The developer of the quiz app Cambridge Analytica used to collect the data of some 87 million Facebook users also had access to their private messages, according to a warning sent by the social media giant to affected users.
Through Aleksandr Kogan’s “This Is Your Digital Life” app, the Cambridge University researcher was able to collect the data, which was then shared with consulting firm Cambridge Analytica. Data was collected not just from users who installed the app, but from their friends and contacts, too.
In the wake of the scandal, Facebook sent out automatic notifications to affected users. At the bottom of the notification, in fine print, read: “A small number of people who logged into This Is Your Digital Life also shared their own news feed, timeline, posts and messages, which may have included posts and messages from you.”
Kogan downplayed the extent of this snooping, and told the New York Times that private messages were only harvested from a small number of people, likely “a couple thousand.” He also said that the messages were for a separate research project, and were never provided to Cambridge Analytica.
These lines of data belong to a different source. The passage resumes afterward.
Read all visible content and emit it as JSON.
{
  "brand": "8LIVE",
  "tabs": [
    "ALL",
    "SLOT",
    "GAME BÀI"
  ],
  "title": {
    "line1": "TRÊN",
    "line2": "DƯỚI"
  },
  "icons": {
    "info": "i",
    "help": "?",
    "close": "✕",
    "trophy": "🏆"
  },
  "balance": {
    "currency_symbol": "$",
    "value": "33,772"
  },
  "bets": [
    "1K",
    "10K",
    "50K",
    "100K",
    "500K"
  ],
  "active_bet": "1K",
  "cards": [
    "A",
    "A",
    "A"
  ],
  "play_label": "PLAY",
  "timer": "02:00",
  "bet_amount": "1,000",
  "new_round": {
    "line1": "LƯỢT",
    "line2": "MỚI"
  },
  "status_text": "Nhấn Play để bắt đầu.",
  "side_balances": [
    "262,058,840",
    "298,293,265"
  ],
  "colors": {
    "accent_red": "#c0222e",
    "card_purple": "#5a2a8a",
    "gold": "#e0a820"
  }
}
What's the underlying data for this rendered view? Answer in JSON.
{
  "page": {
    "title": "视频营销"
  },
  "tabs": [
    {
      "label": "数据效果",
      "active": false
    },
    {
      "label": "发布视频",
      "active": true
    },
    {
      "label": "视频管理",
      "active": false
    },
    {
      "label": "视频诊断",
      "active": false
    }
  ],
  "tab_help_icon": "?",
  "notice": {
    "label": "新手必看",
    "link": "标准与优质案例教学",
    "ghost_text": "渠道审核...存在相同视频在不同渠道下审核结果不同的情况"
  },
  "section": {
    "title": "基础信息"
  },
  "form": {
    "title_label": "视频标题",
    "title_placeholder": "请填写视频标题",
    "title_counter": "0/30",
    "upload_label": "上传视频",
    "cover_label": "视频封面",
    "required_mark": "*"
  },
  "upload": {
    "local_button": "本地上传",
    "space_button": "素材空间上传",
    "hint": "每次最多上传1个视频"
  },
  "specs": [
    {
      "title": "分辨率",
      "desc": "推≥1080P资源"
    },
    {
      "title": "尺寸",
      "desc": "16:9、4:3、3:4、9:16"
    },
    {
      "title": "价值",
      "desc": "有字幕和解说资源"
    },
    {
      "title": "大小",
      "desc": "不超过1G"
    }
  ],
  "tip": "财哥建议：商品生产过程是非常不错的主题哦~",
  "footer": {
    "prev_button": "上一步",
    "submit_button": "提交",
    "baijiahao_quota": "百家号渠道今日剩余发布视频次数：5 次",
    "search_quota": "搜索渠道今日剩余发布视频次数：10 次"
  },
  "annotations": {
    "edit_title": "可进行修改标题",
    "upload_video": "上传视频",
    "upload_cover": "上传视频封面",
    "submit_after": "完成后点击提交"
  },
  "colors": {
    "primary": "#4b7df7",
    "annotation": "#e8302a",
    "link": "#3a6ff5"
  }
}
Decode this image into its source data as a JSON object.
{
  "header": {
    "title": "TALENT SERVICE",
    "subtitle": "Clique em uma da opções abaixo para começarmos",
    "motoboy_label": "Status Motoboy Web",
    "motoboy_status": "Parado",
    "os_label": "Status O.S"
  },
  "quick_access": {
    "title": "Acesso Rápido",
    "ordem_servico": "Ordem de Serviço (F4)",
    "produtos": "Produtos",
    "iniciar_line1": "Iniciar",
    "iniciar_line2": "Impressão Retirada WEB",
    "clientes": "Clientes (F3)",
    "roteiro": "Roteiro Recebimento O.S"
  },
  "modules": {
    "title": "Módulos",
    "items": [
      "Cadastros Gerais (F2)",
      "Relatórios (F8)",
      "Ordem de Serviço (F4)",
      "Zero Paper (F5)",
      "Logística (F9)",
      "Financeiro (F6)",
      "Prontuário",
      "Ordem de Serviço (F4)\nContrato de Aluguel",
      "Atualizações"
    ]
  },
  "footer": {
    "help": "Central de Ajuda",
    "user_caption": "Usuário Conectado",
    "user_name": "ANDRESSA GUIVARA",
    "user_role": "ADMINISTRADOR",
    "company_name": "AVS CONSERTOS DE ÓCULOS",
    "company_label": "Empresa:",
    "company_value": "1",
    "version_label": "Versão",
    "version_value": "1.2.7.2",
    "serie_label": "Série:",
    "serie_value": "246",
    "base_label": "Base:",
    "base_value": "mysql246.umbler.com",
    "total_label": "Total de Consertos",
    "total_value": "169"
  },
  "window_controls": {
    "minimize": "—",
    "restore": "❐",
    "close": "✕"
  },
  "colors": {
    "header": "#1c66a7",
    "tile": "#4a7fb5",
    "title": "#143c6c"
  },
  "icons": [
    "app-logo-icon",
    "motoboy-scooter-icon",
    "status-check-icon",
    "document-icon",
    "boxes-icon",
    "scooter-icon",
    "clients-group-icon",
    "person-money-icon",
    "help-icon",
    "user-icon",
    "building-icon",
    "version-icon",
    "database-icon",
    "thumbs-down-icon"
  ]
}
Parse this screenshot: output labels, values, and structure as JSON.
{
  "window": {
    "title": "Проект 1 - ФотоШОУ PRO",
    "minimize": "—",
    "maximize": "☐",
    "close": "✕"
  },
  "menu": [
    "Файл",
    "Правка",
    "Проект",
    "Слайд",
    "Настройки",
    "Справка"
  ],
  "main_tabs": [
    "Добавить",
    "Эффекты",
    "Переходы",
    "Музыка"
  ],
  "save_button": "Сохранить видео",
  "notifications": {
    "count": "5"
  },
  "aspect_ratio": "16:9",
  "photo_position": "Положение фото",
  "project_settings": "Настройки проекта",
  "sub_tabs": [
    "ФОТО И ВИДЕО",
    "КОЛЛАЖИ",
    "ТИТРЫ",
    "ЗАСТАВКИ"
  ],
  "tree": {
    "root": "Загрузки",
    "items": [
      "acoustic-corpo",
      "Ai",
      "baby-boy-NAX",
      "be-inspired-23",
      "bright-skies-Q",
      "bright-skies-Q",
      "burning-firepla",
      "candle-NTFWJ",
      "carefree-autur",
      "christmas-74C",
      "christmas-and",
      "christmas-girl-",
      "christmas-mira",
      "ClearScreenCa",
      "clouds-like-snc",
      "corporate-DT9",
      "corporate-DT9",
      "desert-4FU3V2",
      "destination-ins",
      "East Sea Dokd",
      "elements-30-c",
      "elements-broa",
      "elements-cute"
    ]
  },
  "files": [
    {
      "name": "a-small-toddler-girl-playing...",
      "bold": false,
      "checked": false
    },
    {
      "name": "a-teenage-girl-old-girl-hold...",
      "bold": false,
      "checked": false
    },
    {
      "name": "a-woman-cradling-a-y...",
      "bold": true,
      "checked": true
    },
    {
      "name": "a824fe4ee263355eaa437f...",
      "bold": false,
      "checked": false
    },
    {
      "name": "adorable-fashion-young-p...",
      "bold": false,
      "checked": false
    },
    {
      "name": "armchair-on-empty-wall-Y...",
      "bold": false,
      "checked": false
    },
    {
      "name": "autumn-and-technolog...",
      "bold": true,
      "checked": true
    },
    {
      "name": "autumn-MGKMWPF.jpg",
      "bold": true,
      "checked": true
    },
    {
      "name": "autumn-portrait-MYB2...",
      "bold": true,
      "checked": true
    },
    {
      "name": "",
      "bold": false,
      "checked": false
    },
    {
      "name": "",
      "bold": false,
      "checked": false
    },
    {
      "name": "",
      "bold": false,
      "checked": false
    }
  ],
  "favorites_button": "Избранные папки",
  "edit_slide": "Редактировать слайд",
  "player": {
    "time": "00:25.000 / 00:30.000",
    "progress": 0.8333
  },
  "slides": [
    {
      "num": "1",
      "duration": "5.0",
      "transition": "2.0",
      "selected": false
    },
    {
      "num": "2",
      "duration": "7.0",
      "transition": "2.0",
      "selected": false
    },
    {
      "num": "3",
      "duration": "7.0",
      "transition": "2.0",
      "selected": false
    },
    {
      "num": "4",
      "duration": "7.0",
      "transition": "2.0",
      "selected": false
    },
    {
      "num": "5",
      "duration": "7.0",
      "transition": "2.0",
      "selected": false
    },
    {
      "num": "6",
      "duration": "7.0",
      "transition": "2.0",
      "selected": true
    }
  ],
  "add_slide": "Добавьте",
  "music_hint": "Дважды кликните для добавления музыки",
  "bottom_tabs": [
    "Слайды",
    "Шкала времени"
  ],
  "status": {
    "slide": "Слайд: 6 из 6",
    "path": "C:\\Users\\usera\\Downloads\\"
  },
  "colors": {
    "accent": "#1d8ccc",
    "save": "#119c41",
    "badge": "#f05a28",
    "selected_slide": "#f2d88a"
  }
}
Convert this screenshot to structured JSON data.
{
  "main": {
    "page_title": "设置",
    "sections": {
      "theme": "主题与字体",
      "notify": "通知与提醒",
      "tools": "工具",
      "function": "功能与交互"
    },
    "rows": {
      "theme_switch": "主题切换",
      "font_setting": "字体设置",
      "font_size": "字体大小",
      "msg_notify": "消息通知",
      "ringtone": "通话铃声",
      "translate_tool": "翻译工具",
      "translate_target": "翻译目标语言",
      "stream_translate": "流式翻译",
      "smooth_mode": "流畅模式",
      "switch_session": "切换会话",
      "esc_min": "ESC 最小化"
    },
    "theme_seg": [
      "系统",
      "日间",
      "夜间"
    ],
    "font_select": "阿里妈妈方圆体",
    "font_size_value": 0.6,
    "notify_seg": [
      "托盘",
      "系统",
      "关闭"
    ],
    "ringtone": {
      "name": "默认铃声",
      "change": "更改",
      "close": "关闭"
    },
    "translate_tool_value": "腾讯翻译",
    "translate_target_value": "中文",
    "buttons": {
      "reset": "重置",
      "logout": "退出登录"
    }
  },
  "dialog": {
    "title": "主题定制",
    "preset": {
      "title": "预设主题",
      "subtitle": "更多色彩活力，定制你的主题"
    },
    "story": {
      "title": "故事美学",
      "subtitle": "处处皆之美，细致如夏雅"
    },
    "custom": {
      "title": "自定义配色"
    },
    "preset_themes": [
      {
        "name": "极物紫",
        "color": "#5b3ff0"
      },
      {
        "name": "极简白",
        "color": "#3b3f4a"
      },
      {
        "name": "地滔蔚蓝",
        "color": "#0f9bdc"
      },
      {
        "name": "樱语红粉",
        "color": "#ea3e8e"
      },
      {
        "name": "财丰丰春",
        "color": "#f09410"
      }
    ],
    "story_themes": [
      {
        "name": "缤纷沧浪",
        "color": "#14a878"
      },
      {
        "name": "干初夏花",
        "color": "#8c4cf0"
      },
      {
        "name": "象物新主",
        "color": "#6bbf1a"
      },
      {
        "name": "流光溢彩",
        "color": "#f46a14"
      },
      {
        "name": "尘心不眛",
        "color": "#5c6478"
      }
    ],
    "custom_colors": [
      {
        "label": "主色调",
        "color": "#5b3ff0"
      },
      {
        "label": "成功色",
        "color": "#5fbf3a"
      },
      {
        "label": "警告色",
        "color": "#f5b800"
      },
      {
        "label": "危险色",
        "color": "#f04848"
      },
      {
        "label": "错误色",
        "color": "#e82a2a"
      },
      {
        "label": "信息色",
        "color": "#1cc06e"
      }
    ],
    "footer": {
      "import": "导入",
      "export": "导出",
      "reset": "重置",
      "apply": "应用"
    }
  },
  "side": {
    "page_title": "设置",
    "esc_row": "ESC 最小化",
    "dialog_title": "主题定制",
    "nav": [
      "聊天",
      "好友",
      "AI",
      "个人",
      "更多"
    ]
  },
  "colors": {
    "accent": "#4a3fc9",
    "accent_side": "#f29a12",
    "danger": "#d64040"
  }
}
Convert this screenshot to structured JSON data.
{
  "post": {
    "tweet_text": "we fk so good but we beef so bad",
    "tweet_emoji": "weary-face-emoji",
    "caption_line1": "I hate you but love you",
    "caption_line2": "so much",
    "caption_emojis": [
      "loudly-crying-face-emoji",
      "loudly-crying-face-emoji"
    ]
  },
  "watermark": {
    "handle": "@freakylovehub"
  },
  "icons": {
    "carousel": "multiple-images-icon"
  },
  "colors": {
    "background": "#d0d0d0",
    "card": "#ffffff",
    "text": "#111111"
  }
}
Users granted Kogan permission to do this. Mailbox access was included in the list of permissions they accepted when they installed his app. Kogan insists that only the messages of app users were gathered, not those of their friends. He also told the Times that the data “was obviously sensitive so we tried to be careful about who could access it.”
However, in a 2014 lecture in a Russian university, Kogan told students that through his app, he could predict “basically anything” about a person “quick and cheap,” and that this project had major commercial benefits. Reading users’ messages was central to the project.
“It’s messaging… this is private information, which no one sees,” Kogan told the students. “You can also load all of that. We usually load 3,000 (messages) per person. And there they talk about everything.”
The revelation that third-party apps read users’ explicitly private data comes just days after Facebook CEO Mark Zuckerberg faced a five-hour grilling in front of the House Energy and Commerce Committee. He repeatedly told the committee that users have full control over who sees their information.
“Every time someone chooses to share, they choose who they want to share it with,” said Zuckerberg.
The Facebook chief also told the panel that his company had introduced new privacy controls, but stopped short of saying he would be willing to alter the company’s business model to better protect user privacy.
Facebook is conducting an internal audit to discover how many third-party apps scraped user data. Zuckerberg told Rep. Jan Schakowsky (D-IL) that such an audit could take “many months,” and that he expected to find “a handful” of breaches from other firms.
Following over a month of privacy scandals at the social media company, a majority of Americans believe their personal data is unsafe with Facebook. Six in 10 Americans also think the government should increase regulations on social media and technology companies in general to prevent their private user data from being shared without their consent.